I had been to Duluth countless times—and never realized that the infrastructure of that town has my grandfather’s fingerprints on it. When Grandpa later moved to the area where I was born, he worked for a while as a laborer. He bricked the main street of Bessemer, a little town named for the Bessemer system of processing iron ore. Every year, thousands of people celebrate the Fourth of July standing along Bessemer’s streets, unaware that they’re standing on my grandfather’s sweat. On many grandfathers’ sweat.
Somewhere along the way, my grandpa Gust attended Suomi College, which was founded by Finns in the Upper Peninsula of Michigan, but he didn’t find college to his liking. Once he’d settled in our home area, he worked a surface job at one of the iron mines, and he eventually bought his farm. Milk from his and Grandma’s cows went to the country store—cream, they sent to the creamery. In winter, Grandpa worked in the logging camps, while my grandmother took care of the farm animals.

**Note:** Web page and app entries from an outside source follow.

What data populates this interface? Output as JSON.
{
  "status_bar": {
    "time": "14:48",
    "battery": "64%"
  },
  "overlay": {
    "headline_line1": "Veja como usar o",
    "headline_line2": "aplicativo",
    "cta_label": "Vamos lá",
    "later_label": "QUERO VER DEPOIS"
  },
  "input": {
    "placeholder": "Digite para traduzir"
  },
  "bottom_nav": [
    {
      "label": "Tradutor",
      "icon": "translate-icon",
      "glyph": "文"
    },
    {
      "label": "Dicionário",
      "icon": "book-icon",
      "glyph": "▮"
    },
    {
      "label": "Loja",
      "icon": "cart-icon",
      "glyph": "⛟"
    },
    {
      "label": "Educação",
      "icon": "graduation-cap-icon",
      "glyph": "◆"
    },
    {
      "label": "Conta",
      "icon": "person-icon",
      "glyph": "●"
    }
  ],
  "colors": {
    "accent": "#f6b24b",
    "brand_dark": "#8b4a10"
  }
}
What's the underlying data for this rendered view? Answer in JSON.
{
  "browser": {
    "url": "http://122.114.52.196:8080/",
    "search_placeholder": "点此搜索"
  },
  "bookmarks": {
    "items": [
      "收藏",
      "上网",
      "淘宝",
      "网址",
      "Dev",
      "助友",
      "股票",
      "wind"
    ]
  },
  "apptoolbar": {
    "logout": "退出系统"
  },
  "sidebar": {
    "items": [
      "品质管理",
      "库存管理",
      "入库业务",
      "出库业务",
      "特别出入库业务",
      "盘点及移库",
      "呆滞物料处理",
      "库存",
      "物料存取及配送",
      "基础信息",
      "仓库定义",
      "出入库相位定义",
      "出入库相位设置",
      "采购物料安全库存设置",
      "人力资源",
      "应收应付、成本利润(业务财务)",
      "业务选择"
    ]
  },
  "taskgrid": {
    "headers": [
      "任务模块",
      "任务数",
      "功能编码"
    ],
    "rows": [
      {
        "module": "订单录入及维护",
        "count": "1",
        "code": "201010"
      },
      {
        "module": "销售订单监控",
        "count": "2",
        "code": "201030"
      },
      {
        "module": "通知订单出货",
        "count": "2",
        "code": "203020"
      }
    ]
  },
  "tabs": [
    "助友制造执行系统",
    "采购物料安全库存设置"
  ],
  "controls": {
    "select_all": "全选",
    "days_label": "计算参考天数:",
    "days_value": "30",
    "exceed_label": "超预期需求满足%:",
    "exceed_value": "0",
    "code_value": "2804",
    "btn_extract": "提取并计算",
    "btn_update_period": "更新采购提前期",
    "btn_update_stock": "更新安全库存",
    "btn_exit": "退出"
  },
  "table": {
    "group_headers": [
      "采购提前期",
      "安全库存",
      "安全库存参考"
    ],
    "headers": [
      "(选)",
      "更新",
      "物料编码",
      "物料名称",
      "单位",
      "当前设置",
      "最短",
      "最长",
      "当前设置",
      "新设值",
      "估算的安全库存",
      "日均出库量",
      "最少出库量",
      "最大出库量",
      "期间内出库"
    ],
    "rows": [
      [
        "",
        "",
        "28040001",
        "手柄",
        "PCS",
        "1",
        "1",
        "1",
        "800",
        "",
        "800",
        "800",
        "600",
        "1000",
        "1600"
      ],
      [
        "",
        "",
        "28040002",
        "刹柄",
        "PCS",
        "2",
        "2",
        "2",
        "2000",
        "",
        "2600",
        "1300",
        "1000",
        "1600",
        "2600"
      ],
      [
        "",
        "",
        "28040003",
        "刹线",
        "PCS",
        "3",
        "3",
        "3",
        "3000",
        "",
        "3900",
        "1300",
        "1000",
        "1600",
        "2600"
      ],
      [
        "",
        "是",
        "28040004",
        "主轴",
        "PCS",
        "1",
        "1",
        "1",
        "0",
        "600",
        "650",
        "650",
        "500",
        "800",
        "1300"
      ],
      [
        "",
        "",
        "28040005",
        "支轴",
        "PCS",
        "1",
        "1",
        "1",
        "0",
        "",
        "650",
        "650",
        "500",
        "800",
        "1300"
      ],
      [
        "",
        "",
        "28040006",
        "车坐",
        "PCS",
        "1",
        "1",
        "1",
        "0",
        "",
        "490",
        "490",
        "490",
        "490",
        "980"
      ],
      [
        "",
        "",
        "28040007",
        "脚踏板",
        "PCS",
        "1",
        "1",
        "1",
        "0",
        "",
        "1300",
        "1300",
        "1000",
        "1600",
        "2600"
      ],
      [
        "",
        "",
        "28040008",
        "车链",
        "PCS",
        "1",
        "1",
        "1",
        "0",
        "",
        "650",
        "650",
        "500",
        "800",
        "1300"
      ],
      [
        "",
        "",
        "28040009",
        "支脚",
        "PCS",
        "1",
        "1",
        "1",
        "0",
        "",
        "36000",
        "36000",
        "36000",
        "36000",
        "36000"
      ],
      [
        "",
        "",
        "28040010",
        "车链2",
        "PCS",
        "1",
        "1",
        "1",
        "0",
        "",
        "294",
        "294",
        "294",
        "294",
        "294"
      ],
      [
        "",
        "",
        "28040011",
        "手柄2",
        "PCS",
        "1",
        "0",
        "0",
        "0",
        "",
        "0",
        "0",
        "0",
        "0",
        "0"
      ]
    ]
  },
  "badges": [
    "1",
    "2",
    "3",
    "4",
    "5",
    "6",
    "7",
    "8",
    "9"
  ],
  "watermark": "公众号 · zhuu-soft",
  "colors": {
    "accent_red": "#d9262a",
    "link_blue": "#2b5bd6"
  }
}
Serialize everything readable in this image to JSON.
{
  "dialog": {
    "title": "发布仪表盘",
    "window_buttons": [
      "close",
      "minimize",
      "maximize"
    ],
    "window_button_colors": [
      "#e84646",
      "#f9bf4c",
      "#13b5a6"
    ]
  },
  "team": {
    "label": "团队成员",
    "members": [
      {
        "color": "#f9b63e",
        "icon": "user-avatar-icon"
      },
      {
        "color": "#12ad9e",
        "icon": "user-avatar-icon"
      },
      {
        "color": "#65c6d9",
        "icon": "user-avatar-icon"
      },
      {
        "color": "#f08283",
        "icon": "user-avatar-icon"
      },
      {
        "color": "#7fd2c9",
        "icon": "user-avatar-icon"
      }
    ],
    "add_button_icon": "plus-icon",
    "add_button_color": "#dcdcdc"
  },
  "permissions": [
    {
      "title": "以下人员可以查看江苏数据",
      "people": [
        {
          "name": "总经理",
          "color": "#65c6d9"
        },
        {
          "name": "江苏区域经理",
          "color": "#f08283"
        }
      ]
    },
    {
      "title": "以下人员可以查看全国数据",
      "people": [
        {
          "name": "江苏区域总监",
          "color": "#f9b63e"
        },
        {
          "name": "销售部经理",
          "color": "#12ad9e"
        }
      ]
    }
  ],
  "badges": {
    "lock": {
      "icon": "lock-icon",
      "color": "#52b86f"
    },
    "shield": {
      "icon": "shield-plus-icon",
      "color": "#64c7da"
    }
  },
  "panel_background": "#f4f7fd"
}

My grandpa Gust’s story is small and might seem unimportant, but his reach was wide. In unknown places around this country, there are things made of the iron he helped send into the world—there are things made from the wood of the trees he felled and hauled. It’s the story of this country. Every brick and street, every pane of glass, was put into place by someone, and many of those “someones” were, and continue to be, immigrants.
On both sides of my family, my grandparents’ children, grandchildren, and great-grandchildren have chosen their life partners from among the children of other immigrant groups. In making our choices, we’ve crossed ethnic, religious, and racial lines and have flourished. I don’t need books (much as I love them) or talking heads to tell me that the families that joined together are all culturally richer for it.
There were two occasions when I saw my grandpa Gust with more complexity. The first was after I’d left home, when my aunt told me something that has continued to haunt me: every morning, Grandpa would sit in that chair at his table and listen to the daily death notices on the radio. He would sit and weep, as people younger and younger than he kept passing on. He’d say that everyone he’d known was gone.
The second time I saw him more fully happened around that same time, when my dad and I went to visit him. We sat at that still crowded table, and Grandpa showed me a letter he’d received. I could see how deeply it mattered to him, and when I got home, I wrote this poem. It’s a small poem, but it captures my grandpa Gust and his quiet way.
On his ninety-second birthday
he received a letter from the U.S. president
saying, congratulations—you are one
of the oldest living Americans.
He smiled and said something about foolishness
then put the letter on the top shelf
of his dish cabinet,
where he points it out to every visitor.
When the immigrant generation in my family added “American” to their identity, it was important to them beyond expression. The immigrants who raised me were openly thankful for the life America gave them. My life is an extension of theirs, and I see it as my obligation to pass to others the benefits that have been mine—either making room for the stranger, personally and collectively through humane immigration policy, or doing what I can to bring about broader policies that make life better for people wherever they live, in whatever country.
Growing up in the tight circle around grandpa Gust’s table, his grandchildren were given hearts for the natural world, heads attuned to human need, and limbs drawn to the shepherding and care of every creature, even a lost dog in the ditch. Words, it turns out, weren’t necessary. All we had to do was use our eyes.